These words set the opening scene in Elia Kazan's "America America" (1963), set in 1896, in the cave dwellings of Cappadocia, in what is now modern Turkey. The United States has changed in many ways since the time period that the film was set in, but 120 years later, we find that the oppressed, like all those around the world, are again questioning, and this is accompanied by violence, while people are wondering not so much about a new homeland - we have discovered all the earthly ones - but what our homelands have become.
I'm going away... far away... to America! ... Hear me! You are my last hope.
If the world has turned full circle and everything that can be discovered has been discovered, then we have no more work to do here any longer. The working class is over - throughout the developed world, it has morphed into an employed class and an unemployed class. For perhaps the first time in a century, a lot of people are looking to the past instead of the future, in order to try to find a way out of this deadlock, and be 'great' again..
Τ’ αστέρι του βοριά θα φέρει η ξαστεριά - The clear skies will bring the star of the north
μα πριν φανεί μέσα από το πέλαγο πανί - but before it appears through the ocean, like a sheet, 
θα γίνω κύμα και φωτιά να σ’ αγκαλιάσω ξενιτιά - I'll turn into waves and fire to embrace a foreign land
Κι εσύ χαμένη μου Πατρίδα μακρινή - And you, my wasted distant homeland
θα γίνεις χάδι και πληγή σαν ξημερώσει σ’ άλλη γη - You will become a caress to the wound, as dawn rises in another land.
Can we really go back in time and let history be our guide to the future?
I don't want to be my father! I don't want to be your father! I don't want a good family life! A good family life? All those good people stay here and live in this shame! The church goers that give to the poor - they live in this shame! Respectable ones, polite ones with good manners! But I am going! No matter how! No matter! No matter! I am going!
But people have always found new solutions for all the problems that arise in the present time - as long as we have our health.
As of tomorrow, I will get one of those top hats that the Americans wear.
It's the bottom line; if you don't have that, you have nothing.
I have been beaten, robbed, shot, left for dead. I have eaten the sultan's garbage, and driven the dogs off to get at it. I became a hamal... but now I am here. Do you imagine anyone will be able to keep me out?
But you also need to have hope, and a lot more patience.
He saved himself... America America! He saved himself.

In some ways, our different worlds all seem alike now.

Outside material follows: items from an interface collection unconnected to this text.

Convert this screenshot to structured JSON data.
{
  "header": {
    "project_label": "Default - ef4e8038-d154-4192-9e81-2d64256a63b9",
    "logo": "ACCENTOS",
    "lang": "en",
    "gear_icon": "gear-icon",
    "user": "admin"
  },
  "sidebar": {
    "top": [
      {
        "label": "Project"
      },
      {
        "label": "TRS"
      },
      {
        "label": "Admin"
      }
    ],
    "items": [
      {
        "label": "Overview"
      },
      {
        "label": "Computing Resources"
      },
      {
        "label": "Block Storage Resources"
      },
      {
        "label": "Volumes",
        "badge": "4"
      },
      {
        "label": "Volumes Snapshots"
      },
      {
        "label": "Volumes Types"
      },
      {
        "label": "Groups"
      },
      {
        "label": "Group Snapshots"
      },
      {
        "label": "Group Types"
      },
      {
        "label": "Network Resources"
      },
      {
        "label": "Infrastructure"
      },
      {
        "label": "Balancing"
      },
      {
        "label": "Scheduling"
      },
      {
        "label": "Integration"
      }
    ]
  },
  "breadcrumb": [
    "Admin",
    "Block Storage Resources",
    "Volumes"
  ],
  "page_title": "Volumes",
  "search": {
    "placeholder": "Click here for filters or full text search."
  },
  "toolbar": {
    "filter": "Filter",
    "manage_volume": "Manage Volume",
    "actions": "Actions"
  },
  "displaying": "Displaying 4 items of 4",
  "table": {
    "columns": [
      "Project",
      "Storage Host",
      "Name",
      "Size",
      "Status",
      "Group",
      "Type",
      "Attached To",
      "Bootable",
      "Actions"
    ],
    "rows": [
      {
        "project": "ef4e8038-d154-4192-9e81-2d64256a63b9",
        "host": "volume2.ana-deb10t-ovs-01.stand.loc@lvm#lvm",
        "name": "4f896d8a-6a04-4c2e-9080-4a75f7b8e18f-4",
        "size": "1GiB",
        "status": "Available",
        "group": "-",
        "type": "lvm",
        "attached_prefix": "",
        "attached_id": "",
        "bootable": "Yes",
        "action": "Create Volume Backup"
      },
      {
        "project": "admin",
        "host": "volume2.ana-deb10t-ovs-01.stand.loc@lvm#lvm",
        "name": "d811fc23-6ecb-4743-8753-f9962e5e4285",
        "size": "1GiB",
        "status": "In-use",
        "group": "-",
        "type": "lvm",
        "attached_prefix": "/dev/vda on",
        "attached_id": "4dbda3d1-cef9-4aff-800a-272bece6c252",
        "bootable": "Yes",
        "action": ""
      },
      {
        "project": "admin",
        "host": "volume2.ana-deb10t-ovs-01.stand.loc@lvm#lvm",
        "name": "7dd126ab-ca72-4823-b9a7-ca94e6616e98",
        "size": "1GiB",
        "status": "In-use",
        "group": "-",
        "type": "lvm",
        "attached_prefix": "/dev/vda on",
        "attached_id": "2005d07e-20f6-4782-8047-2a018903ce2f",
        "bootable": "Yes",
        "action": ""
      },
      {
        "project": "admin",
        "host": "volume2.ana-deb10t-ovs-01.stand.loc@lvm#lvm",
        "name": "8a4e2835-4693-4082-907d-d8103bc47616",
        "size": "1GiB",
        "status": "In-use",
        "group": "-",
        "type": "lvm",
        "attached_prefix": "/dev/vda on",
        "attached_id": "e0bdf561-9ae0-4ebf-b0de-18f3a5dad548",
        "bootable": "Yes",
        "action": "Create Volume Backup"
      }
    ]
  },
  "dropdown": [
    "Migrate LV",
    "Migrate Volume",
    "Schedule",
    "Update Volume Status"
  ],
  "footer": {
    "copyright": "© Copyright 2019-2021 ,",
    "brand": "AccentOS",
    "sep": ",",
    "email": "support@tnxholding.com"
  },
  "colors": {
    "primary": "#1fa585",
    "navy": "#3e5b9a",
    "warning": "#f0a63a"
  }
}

In some ways, it's not different here... But let me tell you one thing. You have a new chance here. For everyone that is able to get here, there is a fresh start. So get ready, you're all coming
But we continue to believe that we differ immensely form one another, and that there really is some kind of light at the end of the tunnel which will lead to utopia.
Come on, you! Let's go, you! People waiting!
We're all waiting, but we really don't know what we are waiting for.
I think you and I, all of us, have some sort of stake in the United States. If it fails, the failure will be that of us all. Of mankind itself. It will cost us all. . . . I think of the United States as a country which is an arena and in that arena there is a drama being played out. . . . . I have seen that the struggle is the struggle of free men. (Ciment, Michel (ed.) Elia Kazan: An American Odyssey, Bloomsbury Publ. U.K. (1988) p. 231; from Wikipedia)

©All Rights Reserved/Organically cooked. No part of this blog may be reproduced and/or copied by any means without prior consent from Maria Verivaki.